» **ACTIVITY**
Which lines in the data below contain the word "background"? Pull each of them out.

Website and app data records:

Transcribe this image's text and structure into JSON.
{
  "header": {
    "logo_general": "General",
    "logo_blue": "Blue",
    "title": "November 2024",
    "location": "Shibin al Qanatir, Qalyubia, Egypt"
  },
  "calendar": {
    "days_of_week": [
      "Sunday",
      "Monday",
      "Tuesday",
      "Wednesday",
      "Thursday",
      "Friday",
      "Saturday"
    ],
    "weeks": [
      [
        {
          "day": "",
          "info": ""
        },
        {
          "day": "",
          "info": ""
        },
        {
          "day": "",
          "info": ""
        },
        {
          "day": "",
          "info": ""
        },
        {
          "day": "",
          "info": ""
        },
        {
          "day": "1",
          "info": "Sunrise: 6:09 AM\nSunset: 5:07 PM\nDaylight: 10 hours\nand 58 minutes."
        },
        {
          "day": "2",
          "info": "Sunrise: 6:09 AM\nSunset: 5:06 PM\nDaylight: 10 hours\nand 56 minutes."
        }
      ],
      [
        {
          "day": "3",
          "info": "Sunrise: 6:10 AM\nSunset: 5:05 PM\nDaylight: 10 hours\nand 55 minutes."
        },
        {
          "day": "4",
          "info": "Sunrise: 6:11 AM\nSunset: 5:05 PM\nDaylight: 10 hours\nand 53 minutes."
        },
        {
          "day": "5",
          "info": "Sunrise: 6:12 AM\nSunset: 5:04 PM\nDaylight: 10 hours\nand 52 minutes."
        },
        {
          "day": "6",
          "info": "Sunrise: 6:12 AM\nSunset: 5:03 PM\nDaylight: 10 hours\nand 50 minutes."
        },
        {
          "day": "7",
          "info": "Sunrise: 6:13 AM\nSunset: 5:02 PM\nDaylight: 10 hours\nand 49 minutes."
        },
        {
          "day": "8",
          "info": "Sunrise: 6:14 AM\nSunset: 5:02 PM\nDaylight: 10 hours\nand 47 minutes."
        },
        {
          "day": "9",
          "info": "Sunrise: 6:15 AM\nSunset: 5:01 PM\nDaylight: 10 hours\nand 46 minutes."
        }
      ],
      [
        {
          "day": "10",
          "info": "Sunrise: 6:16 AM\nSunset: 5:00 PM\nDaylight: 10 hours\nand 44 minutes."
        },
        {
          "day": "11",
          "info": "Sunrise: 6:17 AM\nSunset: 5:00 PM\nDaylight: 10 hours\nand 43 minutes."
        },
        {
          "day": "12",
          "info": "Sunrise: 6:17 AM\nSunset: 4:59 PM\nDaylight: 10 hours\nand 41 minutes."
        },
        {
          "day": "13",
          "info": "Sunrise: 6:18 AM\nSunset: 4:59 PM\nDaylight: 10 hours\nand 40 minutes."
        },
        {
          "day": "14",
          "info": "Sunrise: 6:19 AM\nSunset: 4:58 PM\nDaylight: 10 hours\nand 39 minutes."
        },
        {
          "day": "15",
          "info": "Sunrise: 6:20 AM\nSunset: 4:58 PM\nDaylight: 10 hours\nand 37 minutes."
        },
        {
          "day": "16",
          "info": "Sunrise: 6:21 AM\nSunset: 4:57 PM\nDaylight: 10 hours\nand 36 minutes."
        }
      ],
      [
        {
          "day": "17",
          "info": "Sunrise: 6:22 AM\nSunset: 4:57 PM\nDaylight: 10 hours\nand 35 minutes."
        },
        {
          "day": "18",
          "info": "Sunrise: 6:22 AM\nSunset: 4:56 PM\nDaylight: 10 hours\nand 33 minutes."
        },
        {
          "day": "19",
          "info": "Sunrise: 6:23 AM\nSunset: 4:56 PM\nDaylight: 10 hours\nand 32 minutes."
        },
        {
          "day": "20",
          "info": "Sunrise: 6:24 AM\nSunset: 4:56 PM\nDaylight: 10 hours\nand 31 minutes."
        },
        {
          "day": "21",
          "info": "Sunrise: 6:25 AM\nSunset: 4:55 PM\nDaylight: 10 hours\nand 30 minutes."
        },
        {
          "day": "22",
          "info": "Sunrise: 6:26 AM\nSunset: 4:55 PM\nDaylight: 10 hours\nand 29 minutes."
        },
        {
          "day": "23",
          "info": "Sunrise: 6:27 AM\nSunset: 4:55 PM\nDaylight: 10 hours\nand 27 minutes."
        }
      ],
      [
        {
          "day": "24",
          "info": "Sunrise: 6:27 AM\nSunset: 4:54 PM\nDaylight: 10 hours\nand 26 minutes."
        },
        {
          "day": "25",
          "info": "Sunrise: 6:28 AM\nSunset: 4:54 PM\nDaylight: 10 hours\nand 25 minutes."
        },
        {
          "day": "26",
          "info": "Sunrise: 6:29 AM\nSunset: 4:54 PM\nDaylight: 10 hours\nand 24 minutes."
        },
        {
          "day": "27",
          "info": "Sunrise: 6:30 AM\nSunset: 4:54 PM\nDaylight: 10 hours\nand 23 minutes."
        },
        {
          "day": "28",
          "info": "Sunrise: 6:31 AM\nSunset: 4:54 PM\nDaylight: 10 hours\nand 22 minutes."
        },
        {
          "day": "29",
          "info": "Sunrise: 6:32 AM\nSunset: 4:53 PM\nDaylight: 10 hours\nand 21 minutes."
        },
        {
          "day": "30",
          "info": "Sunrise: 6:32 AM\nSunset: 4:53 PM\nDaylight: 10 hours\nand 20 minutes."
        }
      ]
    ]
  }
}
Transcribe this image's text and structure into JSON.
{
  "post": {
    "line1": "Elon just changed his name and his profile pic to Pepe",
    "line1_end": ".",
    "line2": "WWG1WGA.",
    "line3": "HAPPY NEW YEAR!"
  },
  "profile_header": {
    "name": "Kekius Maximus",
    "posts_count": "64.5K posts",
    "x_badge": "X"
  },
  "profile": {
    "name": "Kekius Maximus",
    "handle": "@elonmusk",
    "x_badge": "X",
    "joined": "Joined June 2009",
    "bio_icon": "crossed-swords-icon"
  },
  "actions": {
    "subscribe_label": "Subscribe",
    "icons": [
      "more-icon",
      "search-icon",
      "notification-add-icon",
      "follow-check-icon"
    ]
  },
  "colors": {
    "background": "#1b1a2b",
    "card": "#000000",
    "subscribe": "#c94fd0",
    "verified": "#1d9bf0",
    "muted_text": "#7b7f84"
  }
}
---
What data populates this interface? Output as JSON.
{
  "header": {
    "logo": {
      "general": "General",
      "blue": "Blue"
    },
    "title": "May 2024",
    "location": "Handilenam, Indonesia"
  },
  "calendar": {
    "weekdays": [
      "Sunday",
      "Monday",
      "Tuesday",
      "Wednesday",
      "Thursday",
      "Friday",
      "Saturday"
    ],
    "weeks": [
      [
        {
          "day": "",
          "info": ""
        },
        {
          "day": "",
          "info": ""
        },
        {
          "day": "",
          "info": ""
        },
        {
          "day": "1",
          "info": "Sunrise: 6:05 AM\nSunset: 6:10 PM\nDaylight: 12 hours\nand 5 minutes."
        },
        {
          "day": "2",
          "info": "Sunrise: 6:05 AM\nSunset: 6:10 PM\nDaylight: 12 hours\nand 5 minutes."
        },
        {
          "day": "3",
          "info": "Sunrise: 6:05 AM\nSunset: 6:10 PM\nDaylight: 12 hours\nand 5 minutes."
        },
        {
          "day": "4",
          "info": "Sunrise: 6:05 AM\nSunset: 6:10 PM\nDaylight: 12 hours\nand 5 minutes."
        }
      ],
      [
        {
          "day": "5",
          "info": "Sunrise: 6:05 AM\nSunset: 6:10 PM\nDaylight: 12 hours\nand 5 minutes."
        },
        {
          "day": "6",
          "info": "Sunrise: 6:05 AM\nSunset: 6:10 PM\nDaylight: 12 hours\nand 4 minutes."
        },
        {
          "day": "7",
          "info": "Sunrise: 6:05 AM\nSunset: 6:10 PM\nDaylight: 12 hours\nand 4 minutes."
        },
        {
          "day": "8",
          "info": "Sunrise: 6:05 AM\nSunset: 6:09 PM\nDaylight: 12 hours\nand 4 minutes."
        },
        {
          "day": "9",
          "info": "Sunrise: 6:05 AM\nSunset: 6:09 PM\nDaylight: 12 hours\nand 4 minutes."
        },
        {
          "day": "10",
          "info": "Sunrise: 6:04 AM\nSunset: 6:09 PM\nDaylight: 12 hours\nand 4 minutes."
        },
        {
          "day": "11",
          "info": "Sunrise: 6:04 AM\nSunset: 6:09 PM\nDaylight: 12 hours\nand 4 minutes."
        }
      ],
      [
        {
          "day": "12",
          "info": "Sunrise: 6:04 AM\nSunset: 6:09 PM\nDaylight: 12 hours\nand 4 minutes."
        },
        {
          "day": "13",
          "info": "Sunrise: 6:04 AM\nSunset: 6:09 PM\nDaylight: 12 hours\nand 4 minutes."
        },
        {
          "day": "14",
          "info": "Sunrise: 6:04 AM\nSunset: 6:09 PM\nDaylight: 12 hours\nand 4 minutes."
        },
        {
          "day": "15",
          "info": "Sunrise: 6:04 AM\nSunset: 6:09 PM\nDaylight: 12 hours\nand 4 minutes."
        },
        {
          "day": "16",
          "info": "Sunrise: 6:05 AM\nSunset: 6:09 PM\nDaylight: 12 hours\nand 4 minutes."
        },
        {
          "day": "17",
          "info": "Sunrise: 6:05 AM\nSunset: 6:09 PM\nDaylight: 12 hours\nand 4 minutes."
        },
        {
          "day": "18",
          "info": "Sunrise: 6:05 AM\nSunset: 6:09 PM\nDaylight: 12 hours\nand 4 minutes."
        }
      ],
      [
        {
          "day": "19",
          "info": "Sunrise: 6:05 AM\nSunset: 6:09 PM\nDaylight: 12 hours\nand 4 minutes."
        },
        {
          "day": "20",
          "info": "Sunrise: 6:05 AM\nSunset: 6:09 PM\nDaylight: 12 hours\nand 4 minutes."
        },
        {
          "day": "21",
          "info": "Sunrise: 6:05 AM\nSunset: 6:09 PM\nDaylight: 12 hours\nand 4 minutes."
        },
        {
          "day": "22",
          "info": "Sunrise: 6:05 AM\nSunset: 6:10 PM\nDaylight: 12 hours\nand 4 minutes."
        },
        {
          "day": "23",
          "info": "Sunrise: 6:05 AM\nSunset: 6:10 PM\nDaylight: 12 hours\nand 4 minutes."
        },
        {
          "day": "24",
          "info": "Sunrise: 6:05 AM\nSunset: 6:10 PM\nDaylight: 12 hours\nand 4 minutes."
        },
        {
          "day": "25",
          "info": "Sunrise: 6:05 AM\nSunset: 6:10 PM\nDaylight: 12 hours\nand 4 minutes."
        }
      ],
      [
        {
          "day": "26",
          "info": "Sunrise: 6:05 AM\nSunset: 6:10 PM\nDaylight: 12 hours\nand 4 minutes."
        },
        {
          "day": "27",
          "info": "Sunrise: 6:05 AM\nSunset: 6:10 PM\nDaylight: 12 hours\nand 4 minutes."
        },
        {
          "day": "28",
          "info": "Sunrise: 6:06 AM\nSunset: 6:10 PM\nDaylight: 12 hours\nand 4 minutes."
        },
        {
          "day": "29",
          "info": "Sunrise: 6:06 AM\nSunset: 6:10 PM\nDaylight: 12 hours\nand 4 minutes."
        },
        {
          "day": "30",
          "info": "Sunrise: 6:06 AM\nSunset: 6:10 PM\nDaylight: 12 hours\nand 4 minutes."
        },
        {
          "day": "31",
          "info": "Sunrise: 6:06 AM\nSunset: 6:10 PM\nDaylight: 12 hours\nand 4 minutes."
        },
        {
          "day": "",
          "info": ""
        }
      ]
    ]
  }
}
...
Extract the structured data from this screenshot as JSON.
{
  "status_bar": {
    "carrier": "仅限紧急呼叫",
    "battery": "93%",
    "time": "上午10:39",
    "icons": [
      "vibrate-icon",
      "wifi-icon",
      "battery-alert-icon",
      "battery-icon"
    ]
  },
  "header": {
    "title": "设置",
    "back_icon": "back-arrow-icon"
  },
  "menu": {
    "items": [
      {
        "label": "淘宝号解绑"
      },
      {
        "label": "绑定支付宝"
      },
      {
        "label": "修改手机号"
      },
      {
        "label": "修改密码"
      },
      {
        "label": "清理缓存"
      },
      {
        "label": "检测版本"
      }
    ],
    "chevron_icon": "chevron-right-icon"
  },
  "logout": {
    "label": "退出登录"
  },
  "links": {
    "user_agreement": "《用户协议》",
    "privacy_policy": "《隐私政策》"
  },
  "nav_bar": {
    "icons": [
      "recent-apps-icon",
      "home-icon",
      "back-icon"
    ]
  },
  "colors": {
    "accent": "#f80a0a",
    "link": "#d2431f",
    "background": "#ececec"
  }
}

» **SOLUTION TO THE EXERCISE**
    "background": "#1b1a2b",
    "background": "#ececec"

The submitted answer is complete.